Unicycling. Interesting concept. A year ago, my experience of unicycles – like most of you, I suspect – was limited to watching Tickey the Clown, all whitefaced with big, fat, red lips and atop a little contraption with just the one wheel, whir his little legs through the sawdust at Boswell Wilkie Circus.
So, this little fandango will be kicking off in November. Yes. Three nutters. One wheel. Well, make that one wheel each. Two thousand five hundred kilometres. Umhlanga Lighthouse to Mouille Point Lighthouse. Er, that pretty much means Durban to Cape Town. Again. Except, this time, the ride is going off-road. All the way. Yes, that’s OFF-ROAD. Correctomundo, as I seem to recall Henry Winkler saying in Happy Days.
Another small difference is that, this time, I will know how to ride a unicycle. So that, when a bunch of kids appear out of the bush and say “Hey, uncle, please show us how you ride that bike that’s lost a wheel” (or the equivalent in Zulu, Sotho, Afrikaans and Xhosa), I’ll be suitably trained to reduce them to tears of laughter and disbelief.
That there little scratch, I am told by seasoned unicyclists, is called “pedal bite”. It’s what happens when you fall off and a pedal gnashes into your calf. I’ve fallen off more than a few times. But, and best you steady yourself for this, I’m getting the bloody hang of this lark.
Just this morning, in just my fourth half-hour training session, I managed to pedal no fewer than three full wheel revolutions without grabbing hold of the wall – or a gate or a tree or a passing pedestrian or a small mountain range.
Nice. I’m loving it. I started out adopting a totally, like, y’know, fully organic and holistic Zen-like approach. “Lower your full weight on to the saddle,” I’d whisper to myself. “Stabilise.” “Balance.” “Feel as one with the unicycle.” “Become as one with it.” “You are as one with it.” “This thing is now part of my body.” “Good lord, it is my body.” “OK.” “Cool.” “Now lean forward a bit, my son.” “Nice.” “Now, just one revolution…” “OK.” “Push off… here we go…” Kerrrrash! Eina.
That was then, this is now. Now I’d love to know what the neighbours here in leafy Claremont are saying over their infused-with-a-droplet-of-salamander-tears Chai tea of an elevenses.
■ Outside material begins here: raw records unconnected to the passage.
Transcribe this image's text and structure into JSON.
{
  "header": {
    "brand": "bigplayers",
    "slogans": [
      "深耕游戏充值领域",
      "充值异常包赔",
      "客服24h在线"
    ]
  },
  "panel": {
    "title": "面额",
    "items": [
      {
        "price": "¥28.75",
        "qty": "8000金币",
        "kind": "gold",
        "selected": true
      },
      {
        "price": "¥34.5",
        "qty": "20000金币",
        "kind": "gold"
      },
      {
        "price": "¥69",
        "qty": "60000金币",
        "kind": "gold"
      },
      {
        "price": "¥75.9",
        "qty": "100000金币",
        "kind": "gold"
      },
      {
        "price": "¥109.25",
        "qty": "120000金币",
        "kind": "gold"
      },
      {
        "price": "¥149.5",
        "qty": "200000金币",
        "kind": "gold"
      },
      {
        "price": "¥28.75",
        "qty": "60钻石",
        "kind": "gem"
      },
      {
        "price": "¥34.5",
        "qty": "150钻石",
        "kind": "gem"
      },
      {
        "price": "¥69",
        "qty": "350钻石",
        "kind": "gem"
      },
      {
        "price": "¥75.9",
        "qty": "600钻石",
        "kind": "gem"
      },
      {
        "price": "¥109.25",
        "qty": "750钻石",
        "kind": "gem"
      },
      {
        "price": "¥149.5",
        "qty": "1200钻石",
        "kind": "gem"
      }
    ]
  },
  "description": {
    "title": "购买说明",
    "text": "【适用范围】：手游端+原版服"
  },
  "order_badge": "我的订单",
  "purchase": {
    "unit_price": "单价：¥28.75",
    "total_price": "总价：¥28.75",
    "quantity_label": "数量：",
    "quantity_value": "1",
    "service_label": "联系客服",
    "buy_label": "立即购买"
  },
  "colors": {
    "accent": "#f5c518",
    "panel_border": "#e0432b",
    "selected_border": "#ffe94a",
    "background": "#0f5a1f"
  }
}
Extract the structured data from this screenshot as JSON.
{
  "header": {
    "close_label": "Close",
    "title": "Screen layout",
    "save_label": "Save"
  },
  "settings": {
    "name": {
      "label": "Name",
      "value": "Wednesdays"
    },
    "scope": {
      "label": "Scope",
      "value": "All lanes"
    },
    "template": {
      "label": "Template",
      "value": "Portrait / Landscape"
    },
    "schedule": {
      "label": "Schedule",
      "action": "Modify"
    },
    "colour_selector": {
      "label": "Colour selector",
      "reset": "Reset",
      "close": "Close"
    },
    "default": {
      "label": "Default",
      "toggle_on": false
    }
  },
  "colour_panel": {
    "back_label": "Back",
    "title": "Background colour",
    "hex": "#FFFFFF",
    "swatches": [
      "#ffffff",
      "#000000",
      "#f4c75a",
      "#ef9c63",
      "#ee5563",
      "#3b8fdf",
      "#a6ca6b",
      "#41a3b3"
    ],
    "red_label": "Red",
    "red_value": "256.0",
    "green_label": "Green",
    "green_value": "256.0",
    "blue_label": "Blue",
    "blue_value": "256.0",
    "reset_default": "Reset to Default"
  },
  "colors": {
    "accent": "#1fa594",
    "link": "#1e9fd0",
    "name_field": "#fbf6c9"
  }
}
“Merde!” “Vafancule!” “Come on, you bastardo!” “Get up, idiota!” “You can do this!” “Try again!” “Bring it on!” “Come effing on!” “Let’s nail this baby!” “Go on, my son!” “Yes, yes, yesssss! Aaarrr, yeah!”
Not pretty. Rather unedifying. Positively neanderthal. But it’s working. It’s happening. I’ll show those kids in the villages of our South African hinterland how to ride a “wielie-one”.
Tickey the Clown is back in town.